Dataset content:
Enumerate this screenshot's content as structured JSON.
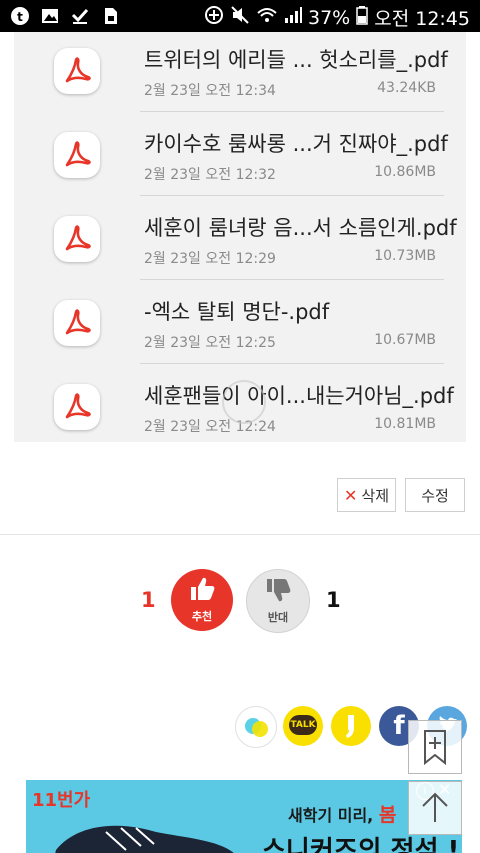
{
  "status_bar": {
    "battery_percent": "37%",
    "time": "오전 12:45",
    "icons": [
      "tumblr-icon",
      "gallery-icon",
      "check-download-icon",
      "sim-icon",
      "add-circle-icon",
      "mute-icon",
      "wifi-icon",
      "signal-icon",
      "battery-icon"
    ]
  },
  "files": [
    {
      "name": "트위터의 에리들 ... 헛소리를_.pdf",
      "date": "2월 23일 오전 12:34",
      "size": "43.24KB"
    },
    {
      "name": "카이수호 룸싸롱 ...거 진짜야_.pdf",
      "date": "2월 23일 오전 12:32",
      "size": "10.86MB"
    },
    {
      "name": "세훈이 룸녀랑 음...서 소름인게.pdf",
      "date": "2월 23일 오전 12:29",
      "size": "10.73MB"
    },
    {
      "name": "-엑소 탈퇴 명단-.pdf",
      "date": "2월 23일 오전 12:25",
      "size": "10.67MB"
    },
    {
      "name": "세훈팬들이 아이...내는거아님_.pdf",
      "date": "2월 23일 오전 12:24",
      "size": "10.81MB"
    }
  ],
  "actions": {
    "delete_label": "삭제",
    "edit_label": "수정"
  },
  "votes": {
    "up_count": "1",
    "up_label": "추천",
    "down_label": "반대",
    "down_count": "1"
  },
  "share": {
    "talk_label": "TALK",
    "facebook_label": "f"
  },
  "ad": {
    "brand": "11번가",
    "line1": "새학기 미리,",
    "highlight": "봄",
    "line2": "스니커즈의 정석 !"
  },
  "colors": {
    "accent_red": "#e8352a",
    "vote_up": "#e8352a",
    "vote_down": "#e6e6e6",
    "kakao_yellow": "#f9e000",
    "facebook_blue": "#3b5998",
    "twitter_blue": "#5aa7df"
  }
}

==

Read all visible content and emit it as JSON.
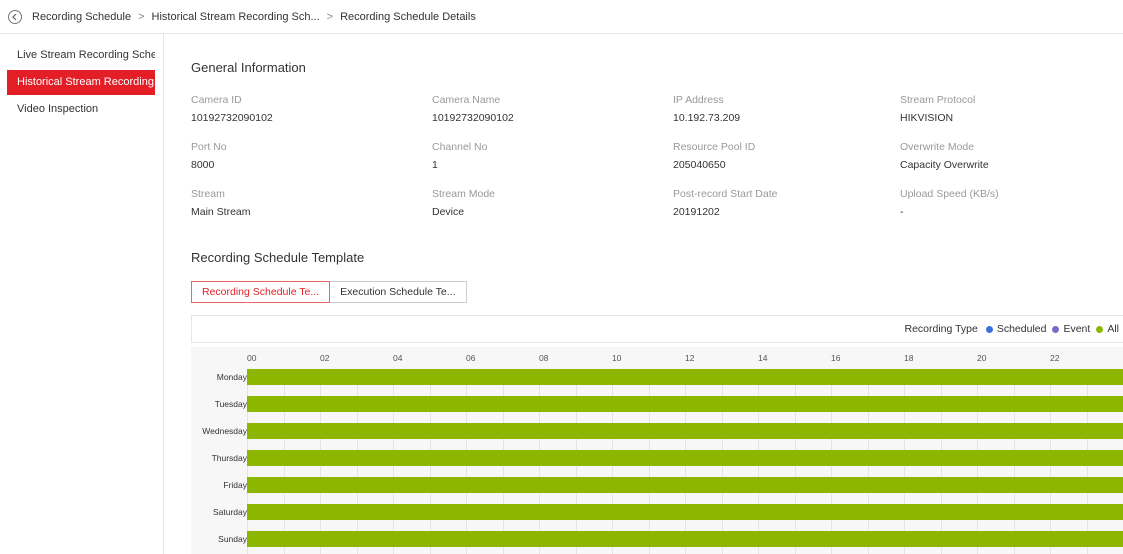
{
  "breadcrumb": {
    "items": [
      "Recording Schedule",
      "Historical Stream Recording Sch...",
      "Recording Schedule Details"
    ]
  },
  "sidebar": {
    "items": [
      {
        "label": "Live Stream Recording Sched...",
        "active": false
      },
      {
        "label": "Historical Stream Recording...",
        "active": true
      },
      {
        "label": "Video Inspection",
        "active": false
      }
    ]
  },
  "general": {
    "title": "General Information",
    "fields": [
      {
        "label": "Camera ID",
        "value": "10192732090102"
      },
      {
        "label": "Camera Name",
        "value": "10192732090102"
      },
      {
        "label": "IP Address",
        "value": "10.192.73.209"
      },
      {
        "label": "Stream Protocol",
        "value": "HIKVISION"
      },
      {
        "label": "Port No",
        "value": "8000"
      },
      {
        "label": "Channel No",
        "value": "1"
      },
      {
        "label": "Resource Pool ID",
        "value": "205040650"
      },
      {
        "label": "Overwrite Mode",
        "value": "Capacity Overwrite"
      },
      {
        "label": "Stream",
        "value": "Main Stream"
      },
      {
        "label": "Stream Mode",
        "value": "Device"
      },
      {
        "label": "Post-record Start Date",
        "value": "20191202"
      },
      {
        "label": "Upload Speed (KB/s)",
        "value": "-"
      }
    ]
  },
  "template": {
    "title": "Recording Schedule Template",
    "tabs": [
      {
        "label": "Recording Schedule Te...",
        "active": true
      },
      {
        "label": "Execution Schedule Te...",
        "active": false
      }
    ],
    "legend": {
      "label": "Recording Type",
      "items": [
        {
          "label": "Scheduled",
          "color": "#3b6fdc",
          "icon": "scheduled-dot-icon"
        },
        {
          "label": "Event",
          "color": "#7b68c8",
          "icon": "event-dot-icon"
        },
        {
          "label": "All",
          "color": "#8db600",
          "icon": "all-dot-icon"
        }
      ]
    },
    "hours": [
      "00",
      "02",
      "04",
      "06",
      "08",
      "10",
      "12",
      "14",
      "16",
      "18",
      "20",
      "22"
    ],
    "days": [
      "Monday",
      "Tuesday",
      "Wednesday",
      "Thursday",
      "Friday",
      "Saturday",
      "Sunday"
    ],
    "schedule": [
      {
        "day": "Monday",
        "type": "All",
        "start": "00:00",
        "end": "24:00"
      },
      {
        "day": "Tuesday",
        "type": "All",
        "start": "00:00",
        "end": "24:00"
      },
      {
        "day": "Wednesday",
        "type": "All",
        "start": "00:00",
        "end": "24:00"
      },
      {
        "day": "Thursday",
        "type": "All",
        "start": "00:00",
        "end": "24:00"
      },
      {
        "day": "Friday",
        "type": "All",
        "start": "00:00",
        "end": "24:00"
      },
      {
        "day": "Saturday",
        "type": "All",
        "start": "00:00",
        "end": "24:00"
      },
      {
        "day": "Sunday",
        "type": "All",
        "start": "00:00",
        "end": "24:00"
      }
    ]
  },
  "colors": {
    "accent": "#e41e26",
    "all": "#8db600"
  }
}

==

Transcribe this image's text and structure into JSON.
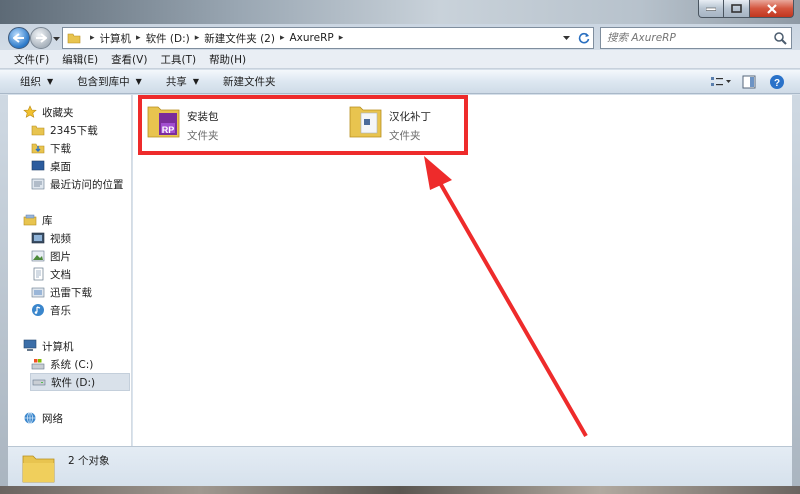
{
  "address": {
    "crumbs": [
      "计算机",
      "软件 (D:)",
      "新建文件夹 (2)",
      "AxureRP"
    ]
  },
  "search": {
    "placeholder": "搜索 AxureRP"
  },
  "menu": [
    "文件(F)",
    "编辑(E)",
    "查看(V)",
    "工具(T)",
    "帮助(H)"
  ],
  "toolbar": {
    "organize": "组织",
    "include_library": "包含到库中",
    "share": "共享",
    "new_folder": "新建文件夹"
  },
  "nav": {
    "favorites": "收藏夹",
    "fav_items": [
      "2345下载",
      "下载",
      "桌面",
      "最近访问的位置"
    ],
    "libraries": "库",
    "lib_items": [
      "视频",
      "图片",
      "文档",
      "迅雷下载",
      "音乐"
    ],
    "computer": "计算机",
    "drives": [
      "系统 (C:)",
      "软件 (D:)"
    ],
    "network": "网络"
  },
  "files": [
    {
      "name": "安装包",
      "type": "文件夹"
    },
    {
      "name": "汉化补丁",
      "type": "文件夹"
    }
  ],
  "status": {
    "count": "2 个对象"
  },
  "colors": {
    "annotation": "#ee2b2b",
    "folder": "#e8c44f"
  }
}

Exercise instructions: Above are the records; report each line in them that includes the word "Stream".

Task response:
      "Historical Stream Recording Sch...",
        "label": "Live Stream Recording Sched...",
        "label": "Historical Stream Recording...",
        "label": "Stream Protocol",
        "label": "Stream",
        "value": "Main Stream"
        "label": "Stream Mode",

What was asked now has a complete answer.